◆ Stored data
+ + +

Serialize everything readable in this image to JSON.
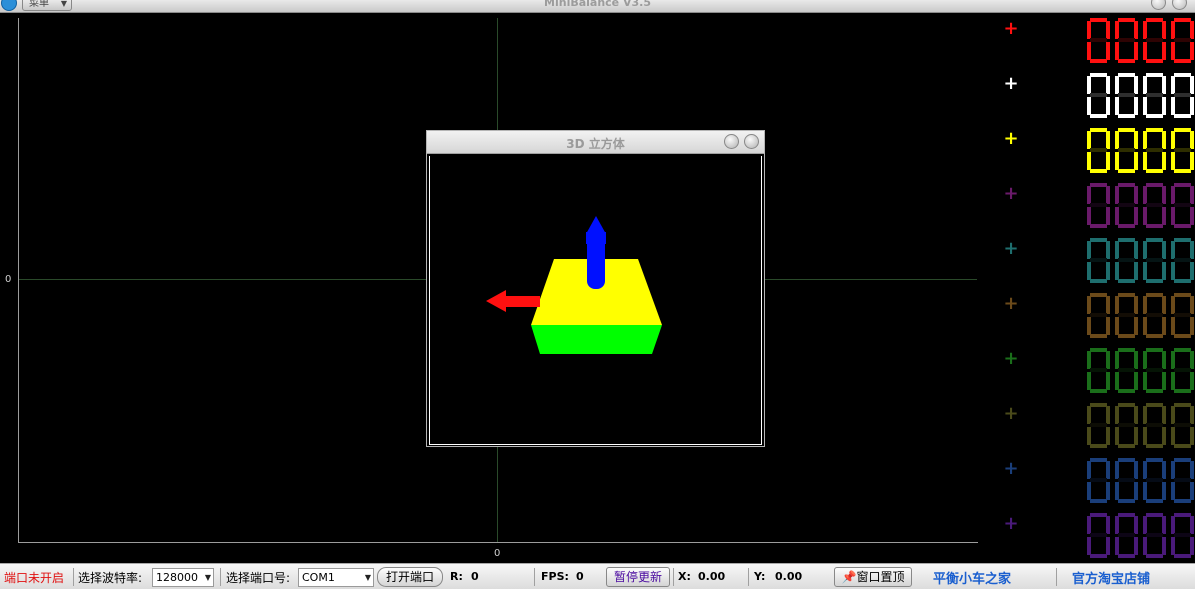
{
  "window": {
    "title": "MiniBalance V3.5",
    "menu_label": "菜单"
  },
  "plot": {
    "y_zero_label": "0",
    "x_zero_label": "0"
  },
  "channels": [
    {
      "color": "#ff1010",
      "value_digits": [
        "0",
        "0",
        "0",
        "0"
      ]
    },
    {
      "color": "#ffffff",
      "value_digits": [
        "0",
        "0",
        "0",
        "0"
      ]
    },
    {
      "color": "#ffff00",
      "value_digits": [
        "0",
        "0",
        "0",
        "0"
      ]
    },
    {
      "color": "#6a1a6a",
      "value_digits": [
        "0",
        "0",
        "0",
        "0"
      ]
    },
    {
      "color": "#1e6e6e",
      "value_digits": [
        "0",
        "0",
        "0",
        "0"
      ]
    },
    {
      "color": "#6b4a1a",
      "value_digits": [
        "0",
        "0",
        "0",
        "0"
      ]
    },
    {
      "color": "#1a6e1a",
      "value_digits": [
        "0",
        "0",
        "0",
        "0"
      ]
    },
    {
      "color": "#4a4a1a",
      "value_digits": [
        "0",
        "0",
        "0",
        "0"
      ]
    },
    {
      "color": "#1a3e7a",
      "value_digits": [
        "0",
        "0",
        "0",
        "0"
      ]
    },
    {
      "color": "#4a1a7a",
      "value_digits": [
        "0",
        "0",
        "0",
        "0"
      ]
    }
  ],
  "dialog": {
    "title": "3D 立方体"
  },
  "statusbar": {
    "port_status": "端口未开启",
    "baud_label": "选择波特率:",
    "baud_value": "128000",
    "port_label": "选择端口号:",
    "port_value": "COM1",
    "open_port_button": "打开端口",
    "r_label": "R:",
    "r_value": "0",
    "fps_label": "FPS:",
    "fps_value": "0",
    "pause_button": "暂停更新",
    "x_label": "X:",
    "x_value": "0.00",
    "y_label": "Y:",
    "y_value": "0.00",
    "pin_button": "窗口置顶",
    "link_home": "平衡小车之家",
    "link_shop": "官方淘宝店铺"
  }
}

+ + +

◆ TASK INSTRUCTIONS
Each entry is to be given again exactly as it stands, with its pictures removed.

◆ ANSWER
Serialize everything readable in this image to JSON.
{
  "window": {
    "title": "MiniBalance V3.5",
    "menu_label": "菜单"
  },
  "plot": {
    "y_zero_label": "0",
    "x_zero_label": "0"
  },
  "channels": [
    {
      "color": "#ff1010",
      "value_digits": [
        "0",
        "0",
        "0",
        "0"
      ]
    },
    {
      "color": "#ffffff",
      "value_digits": [
        "0",
        "0",
        "0",
        "0"
      ]
    },
    {
      "color": "#ffff00",
      "value_digits": [
        "0",
        "0",
        "0",
        "0"
      ]
    },
    {
      "color": "#6a1a6a",
      "value_digits": [
        "0",
        "0",
        "0",
        "0"
      ]
    },
    {
      "color": "#1e6e6e",
      "value_digits": [
        "0",
        "0",
        "0",
        "0"
      ]
    },
    {
      "color": "#6b4a1a",
      "value_digits": [
        "0",
        "0",
        "0",
        "0"
      ]
    },
    {
      "color": "#1a6e1a",
      "value_digits": [
        "0",
        "0",
        "0",
        "0"
      ]
    },
    {
      "color": "#4a4a1a",
      "value_digits": [
        "0",
        "0",
        "0",
        "0"
      ]
    },
    {
      "color": "#1a3e7a",
      "value_digits": [
        "0",
        "0",
        "0",
        "0"
      ]
    },
    {
      "color": "#4a1a7a",
      "value_digits": [
        "0",
        "0",
        "0",
        "0"
      ]
    }
  ],
  "dialog": {
    "title": "3D 立方体"
  },
  "statusbar": {
    "port_status": "端口未开启",
    "baud_label": "选择波特率:",
    "baud_value": "128000",
    "port_label": "选择端口号:",
    "port_value": "COM1",
    "open_port_button": "打开端口",
    "r_label": "R:",
    "r_value": "0",
    "fps_label": "FPS:",
    "fps_value": "0",
    "pause_button": "暂停更新",
    "x_label": "X:",
    "x_value": "0.00",
    "y_label": "Y:",
    "y_value": "0.00",
    "pin_button": "窗口置顶",
    "link_home": "平衡小车之家",
    "link_shop": "官方淘宝店铺"
  }
}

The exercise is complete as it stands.